Your objective
Return all of the entries, keeping every word and mark as it is.

Records: Begin

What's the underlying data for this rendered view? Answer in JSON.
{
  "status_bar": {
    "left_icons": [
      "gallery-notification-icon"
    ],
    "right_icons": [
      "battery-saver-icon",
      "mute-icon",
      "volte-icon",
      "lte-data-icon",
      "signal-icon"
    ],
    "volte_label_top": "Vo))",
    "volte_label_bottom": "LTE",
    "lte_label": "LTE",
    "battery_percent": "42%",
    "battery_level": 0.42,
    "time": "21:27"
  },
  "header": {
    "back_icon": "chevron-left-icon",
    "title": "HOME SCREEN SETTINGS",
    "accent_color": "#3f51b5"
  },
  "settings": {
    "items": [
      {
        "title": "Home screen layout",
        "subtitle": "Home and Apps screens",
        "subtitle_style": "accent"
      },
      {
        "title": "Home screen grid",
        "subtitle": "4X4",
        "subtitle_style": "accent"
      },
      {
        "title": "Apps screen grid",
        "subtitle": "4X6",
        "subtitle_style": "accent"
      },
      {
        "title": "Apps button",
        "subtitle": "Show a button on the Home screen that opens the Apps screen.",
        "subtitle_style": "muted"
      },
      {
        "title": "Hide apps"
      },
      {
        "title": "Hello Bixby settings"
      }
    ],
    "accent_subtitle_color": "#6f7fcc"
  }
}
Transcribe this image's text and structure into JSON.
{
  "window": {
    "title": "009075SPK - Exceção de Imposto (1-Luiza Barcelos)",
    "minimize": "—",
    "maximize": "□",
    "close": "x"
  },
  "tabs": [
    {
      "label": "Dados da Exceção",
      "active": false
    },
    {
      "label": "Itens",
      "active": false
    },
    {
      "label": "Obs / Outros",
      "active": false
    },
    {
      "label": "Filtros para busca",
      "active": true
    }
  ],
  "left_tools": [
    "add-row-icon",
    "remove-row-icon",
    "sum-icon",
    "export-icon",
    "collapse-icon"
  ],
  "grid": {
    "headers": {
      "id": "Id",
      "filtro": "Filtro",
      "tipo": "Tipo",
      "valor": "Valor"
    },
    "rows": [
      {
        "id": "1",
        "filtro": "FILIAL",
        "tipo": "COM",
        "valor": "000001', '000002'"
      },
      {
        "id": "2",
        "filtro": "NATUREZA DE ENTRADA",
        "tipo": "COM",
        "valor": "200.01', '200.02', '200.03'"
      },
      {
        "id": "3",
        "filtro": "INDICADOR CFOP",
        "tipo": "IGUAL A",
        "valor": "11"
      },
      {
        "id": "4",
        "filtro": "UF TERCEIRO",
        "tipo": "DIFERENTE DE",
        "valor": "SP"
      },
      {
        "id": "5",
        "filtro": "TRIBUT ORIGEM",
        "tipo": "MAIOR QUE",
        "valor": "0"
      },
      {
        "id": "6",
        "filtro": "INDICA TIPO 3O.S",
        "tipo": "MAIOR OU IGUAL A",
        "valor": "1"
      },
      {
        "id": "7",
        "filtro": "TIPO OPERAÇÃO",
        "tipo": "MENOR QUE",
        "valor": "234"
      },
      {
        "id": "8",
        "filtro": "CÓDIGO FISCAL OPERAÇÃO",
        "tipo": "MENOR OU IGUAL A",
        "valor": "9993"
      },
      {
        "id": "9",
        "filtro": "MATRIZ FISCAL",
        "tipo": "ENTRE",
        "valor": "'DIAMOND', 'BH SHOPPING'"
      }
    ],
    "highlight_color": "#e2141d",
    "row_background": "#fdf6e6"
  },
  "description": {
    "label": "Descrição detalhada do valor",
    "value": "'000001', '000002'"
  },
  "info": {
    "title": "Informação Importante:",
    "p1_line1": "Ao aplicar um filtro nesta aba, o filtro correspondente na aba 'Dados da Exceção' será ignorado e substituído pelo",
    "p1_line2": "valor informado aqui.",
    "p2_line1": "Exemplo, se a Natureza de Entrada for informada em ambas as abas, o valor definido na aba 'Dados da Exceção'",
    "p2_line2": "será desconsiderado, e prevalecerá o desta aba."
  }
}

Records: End

Answer area
What's the underlying data for this rendered view? Answer in JSON.
{
  "status_bar": {
    "left_icons": [
      "gallery-notification-icon"
    ],
    "right_icons": [
      "battery-saver-icon",
      "mute-icon",
      "volte-icon",
      "lte-data-icon",
      "signal-icon"
    ],
    "volte_label_top": "Vo))",
    "volte_label_bottom": "LTE",
    "lte_label": "LTE",
    "battery_percent": "42%",
    "battery_level": 0.42,
    "time": "21:27"
  },
  "header": {
    "back_icon": "chevron-left-icon",
    "title": "HOME SCREEN SETTINGS",
    "accent_color": "#3f51b5"
  },
  "settings": {
    "items": [
      {
        "title": "Home screen layout",
        "subtitle": "Home and Apps screens",
        "subtitle_style": "accent"
      },
      {
        "title": "Home screen grid",
        "subtitle": "4X4",
        "subtitle_style": "accent"
      },
      {
        "title": "Apps screen grid",
        "subtitle": "4X6",
        "subtitle_style": "accent"
      },
      {
        "title": "Apps button",
        "subtitle": "Show a button on the Home screen that opens the Apps screen.",
        "subtitle_style": "muted"
      },
      {
        "title": "Hide apps"
      },
      {
        "title": "Hello Bixby settings"
      }
    ],
    "accent_subtitle_color": "#6f7fcc"
  }
}
Transcribe this image's text and structure into JSON.
{
  "window": {
    "title": "009075SPK - Exceção de Imposto (1-Luiza Barcelos)",
    "minimize": "—",
    "maximize": "□",
    "close": "x"
  },
  "tabs": [
    {
      "label": "Dados da Exceção",
      "active": false
    },
    {
      "label": "Itens",
      "active": false
    },
    {
      "label": "Obs / Outros",
      "active": false
    },
    {
      "label": "Filtros para busca",
      "active": true
    }
  ],
  "left_tools": [
    "add-row-icon",
    "remove-row-icon",
    "sum-icon",
    "export-icon",
    "collapse-icon"
  ],
  "grid": {
    "headers": {
      "id": "Id",
      "filtro": "Filtro",
      "tipo": "Tipo",
      "valor": "Valor"
    },
    "rows": [
      {
        "id": "1",
        "filtro": "FILIAL",
        "tipo": "COM",
        "valor": "000001', '000002'"
      },
      {
        "id": "2",
        "filtro": "NATUREZA DE ENTRADA",
        "tipo": "COM",
        "valor": "200.01', '200.02', '200.03'"
      },
      {
        "id": "3",
        "filtro": "INDICADOR CFOP",
        "tipo": "IGUAL A",
        "valor": "11"
      },
      {
        "id": "4",
        "filtro": "UF TERCEIRO",
        "tipo": "DIFERENTE DE",
        "valor": "SP"
      },
      {
        "id": "5",
        "filtro": "TRIBUT ORIGEM",
        "tipo": "MAIOR QUE",
        "valor": "0"
      },
      {
        "id": "6",
        "filtro": "INDICA TIPO 3O.S",
        "tipo": "MAIOR OU IGUAL A",
        "valor": "1"
      },
      {
        "id": "7",
        "filtro": "TIPO OPERAÇÃO",
        "tipo": "MENOR QUE",
        "valor": "234"
      },
      {
        "id": "8",
        "filtro": "CÓDIGO FISCAL OPERAÇÃO",
        "tipo": "MENOR OU IGUAL A",
        "valor": "9993"
      },
      {
        "id": "9",
        "filtro": "MATRIZ FISCAL",
        "tipo": "ENTRE",
        "valor": "'DIAMOND', 'BH SHOPPING'"
      }
    ],
    "highlight_color": "#e2141d",
    "row_background": "#fdf6e6"
  },
  "description": {
    "label": "Descrição detalhada do valor",
    "value": "'000001', '000002'"
  },
  "info": {
    "title": "Informação Importante:",
    "p1_line1": "Ao aplicar um filtro nesta aba, o filtro correspondente na aba 'Dados da Exceção' será ignorado e substituído pelo",
    "p1_line2": "valor informado aqui.",
    "p2_line1": "Exemplo, se a Natureza de Entrada for informada em ambas as abas, o valor definido na aba 'Dados da Exceção'",
    "p2_line2": "será desconsiderado, e prevalecerá o desta aba."
  }
}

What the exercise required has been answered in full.